(8/4102) Nerve growth factor induces zif268 gene expression via MAPK-dependent and -independent pathways in PC12D cells.
In this study we examined the contribution of MAPK1 and 2 [also known as extracellular signal-regulated kinases (ERK)-1 and 2] to the induction of zif268 mRNA in PC12D cells by using two methods to block the activation of these kinases. In one set of experiments, we inhibited the activation of MAPK by pretreating cells with PD098059, a specific inhibitor of MEK (MAPKK), the immediate upstream activator of MAPK. In the second set of experiments, we blocked the activation of MAPK by overexpressing N17Ras, a dominant-negative form of Ha-Ras. These two approaches yielded similar results and showed that inhibition of MAPK blocks less than half of the induction of zif268 mRNA by NGF. Much of the residual induction of zif268 mRNA is blocked by low concentrations of wortmannin, an inhibitor of phosphatidylinositol (PI) 3-kinase. Since PI 3-kinase was previously shown to function upstream in epidermal growth factor (EGF)-mediated activation of c-Jun N-terminal kinase (JNK), and JNK is known to phosphorylate and activate transcription factors that regulate the expression of zif268, we investigated the role of JNK in the induction of zif268 mRNA by NGF. Stimulation of PC12D cells with NGF weakly activates JNK, but this activation is enhanced rather than inhibited by pretreatment with wortmannin, suggesting that JNK does not function downstream of PI 3-kinase in the induction of zif268 mRNA. A role for JNK in the induction of the zif268 gene is indicated, however, by the fact that cotransfection of expression vectors encoding JIP-1 or the JNK binding domain of JIP-1, which act as dominant-negative inhibitors of JNK, partially blocks the NGF-mediated induction of a luciferase reporter gene linked to the zif268 promoter.
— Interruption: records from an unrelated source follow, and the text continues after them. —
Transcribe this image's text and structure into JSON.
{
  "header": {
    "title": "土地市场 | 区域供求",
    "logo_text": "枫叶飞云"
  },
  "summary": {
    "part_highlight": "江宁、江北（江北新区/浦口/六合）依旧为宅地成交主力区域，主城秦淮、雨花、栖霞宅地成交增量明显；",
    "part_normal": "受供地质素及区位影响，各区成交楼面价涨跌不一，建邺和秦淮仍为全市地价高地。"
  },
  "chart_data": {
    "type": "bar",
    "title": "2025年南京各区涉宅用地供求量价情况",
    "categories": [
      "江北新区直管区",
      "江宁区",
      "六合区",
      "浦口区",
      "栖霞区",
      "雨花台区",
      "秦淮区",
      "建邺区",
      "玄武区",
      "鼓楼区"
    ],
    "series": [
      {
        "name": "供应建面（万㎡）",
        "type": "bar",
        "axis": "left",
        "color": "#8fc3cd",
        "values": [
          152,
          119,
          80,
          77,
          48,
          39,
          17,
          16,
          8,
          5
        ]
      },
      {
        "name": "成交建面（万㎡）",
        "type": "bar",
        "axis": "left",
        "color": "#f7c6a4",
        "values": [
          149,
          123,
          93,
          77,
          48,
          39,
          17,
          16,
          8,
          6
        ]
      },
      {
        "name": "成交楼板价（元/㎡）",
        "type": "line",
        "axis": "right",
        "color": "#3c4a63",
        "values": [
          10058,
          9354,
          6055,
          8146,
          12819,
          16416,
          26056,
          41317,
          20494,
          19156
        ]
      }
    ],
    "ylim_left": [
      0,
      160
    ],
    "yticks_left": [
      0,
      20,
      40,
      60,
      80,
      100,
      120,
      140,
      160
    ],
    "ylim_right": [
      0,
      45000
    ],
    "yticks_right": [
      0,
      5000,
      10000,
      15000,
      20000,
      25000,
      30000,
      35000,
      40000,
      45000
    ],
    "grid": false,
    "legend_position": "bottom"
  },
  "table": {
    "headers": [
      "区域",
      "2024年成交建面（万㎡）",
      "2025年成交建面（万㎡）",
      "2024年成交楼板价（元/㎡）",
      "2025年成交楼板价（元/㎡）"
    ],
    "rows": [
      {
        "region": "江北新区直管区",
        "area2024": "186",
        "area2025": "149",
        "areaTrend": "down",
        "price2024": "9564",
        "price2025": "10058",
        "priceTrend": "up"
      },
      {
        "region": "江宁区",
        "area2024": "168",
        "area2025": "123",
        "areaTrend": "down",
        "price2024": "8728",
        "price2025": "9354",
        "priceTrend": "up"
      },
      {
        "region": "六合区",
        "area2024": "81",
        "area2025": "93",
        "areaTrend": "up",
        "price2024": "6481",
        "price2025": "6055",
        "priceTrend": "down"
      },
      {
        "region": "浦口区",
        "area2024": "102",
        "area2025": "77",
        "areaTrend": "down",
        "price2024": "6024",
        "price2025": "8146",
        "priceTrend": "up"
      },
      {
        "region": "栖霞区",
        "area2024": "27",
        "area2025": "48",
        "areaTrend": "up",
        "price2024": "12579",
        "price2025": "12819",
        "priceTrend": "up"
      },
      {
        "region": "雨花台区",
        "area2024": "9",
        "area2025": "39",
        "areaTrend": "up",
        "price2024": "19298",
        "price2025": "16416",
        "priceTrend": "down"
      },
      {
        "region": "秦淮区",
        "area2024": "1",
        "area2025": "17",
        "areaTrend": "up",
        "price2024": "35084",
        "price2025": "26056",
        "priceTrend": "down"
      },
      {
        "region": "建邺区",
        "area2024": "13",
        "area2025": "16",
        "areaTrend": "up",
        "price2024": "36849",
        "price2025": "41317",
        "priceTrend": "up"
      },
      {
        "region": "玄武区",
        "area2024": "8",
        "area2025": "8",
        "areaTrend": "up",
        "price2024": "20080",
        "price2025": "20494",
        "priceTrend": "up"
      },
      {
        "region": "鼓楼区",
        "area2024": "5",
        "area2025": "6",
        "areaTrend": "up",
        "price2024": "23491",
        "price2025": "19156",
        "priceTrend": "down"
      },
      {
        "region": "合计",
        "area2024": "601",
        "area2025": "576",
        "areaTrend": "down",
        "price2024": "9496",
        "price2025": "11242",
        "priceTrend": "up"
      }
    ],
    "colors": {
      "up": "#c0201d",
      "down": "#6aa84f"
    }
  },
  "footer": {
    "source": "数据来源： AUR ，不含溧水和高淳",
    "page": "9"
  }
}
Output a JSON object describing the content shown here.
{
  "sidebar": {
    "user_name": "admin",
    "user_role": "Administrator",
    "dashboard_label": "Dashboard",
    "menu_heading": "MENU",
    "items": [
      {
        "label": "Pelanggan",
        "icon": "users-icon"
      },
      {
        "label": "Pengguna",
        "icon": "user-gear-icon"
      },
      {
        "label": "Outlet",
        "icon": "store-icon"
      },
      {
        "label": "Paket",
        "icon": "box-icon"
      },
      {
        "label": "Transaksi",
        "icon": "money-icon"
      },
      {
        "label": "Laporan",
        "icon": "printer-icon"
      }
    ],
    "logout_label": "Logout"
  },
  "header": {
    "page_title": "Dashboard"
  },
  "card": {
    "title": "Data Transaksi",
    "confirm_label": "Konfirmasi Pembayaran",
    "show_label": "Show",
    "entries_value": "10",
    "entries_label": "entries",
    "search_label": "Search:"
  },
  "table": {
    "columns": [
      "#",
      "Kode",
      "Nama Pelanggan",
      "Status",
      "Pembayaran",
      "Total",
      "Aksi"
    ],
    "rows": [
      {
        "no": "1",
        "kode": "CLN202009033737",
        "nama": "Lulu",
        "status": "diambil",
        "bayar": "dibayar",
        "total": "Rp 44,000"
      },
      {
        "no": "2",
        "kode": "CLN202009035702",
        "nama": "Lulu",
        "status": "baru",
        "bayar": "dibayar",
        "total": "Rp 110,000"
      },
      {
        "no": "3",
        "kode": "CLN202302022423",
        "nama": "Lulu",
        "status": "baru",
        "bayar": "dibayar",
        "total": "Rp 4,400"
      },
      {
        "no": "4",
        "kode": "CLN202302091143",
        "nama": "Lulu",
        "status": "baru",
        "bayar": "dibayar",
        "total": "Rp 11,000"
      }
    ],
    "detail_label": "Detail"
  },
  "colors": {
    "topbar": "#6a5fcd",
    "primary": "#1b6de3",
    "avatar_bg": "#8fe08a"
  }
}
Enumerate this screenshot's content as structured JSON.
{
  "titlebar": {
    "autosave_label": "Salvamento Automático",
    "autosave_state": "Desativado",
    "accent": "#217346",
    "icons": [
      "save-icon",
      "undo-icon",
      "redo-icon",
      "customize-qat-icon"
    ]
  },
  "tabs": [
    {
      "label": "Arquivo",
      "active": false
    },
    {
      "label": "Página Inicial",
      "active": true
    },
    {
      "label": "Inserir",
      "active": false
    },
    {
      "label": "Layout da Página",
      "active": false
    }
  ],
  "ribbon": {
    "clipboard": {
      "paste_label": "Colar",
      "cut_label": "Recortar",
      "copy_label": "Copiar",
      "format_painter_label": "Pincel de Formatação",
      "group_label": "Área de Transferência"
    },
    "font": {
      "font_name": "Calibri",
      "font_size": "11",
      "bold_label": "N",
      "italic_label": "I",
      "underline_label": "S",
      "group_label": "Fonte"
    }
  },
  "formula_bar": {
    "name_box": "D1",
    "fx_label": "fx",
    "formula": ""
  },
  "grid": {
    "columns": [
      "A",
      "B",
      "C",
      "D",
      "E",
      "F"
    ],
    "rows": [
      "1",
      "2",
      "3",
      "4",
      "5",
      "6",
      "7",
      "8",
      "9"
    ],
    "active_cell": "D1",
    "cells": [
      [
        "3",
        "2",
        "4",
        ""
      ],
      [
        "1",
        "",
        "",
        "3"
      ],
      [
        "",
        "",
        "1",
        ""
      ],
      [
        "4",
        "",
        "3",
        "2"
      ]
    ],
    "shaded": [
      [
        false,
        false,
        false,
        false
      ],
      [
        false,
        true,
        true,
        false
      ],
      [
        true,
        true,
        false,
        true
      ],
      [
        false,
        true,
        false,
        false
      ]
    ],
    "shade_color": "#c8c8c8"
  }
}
Together, these results suggest that MAPK, PI-3 kinase and JNK each play a role in the induction of zif268 gene expression by NGF in PC12D cells. (+info)